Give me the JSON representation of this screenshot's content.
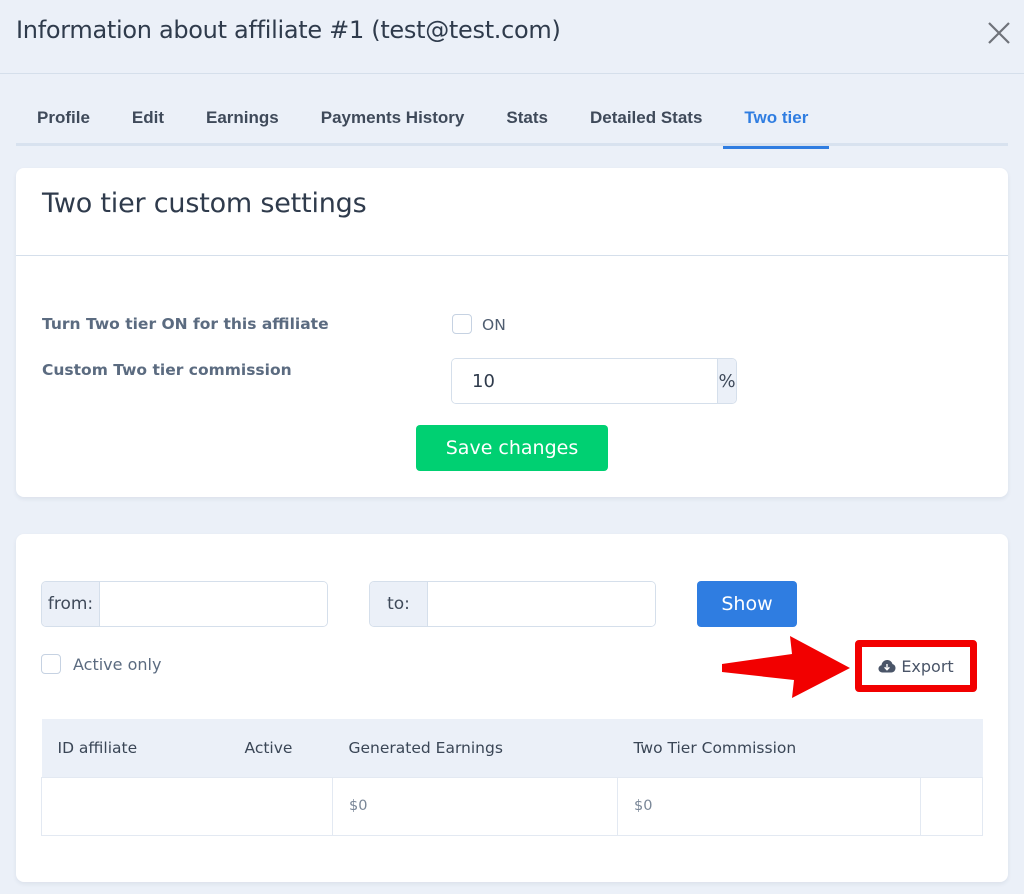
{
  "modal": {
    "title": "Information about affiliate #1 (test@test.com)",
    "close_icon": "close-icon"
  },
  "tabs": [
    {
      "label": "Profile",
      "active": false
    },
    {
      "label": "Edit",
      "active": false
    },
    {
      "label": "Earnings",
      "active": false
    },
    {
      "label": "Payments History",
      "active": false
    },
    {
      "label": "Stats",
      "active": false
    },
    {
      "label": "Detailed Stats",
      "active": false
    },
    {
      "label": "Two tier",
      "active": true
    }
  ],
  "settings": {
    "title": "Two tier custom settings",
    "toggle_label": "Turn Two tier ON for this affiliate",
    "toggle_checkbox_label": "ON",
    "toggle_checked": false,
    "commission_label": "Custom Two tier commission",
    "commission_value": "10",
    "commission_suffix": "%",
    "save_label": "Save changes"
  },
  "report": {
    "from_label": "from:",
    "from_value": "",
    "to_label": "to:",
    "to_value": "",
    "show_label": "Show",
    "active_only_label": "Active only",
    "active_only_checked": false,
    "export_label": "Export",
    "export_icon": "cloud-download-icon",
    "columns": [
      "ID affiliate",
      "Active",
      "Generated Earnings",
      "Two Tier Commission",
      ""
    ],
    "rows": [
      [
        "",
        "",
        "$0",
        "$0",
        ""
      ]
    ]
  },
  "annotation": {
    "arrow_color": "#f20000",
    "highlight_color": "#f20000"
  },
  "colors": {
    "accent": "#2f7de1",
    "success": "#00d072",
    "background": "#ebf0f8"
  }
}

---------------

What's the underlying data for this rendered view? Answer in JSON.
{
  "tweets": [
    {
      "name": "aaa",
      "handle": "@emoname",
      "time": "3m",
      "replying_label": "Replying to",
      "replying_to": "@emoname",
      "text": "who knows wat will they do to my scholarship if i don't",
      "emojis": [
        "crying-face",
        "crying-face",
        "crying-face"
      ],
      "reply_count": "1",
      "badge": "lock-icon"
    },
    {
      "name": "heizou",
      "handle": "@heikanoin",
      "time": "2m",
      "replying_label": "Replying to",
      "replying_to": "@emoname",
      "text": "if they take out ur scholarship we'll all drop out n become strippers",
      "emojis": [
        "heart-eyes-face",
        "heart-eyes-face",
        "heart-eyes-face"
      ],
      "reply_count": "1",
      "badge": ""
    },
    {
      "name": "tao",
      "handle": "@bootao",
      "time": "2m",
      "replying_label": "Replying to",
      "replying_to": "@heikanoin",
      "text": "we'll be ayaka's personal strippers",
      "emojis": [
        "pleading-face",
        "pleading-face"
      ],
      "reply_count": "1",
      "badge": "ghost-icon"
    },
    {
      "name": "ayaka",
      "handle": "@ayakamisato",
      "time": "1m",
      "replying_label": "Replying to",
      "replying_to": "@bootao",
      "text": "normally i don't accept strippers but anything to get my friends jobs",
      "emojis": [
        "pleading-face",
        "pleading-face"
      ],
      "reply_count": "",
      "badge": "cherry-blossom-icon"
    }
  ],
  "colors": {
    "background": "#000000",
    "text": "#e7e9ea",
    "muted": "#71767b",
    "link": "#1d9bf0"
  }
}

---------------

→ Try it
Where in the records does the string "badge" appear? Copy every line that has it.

→ Task solution
      "badge": "lock-icon"
      "badge": ""
      "badge": "ghost-icon"
      "badge": "cherry-blossom-icon"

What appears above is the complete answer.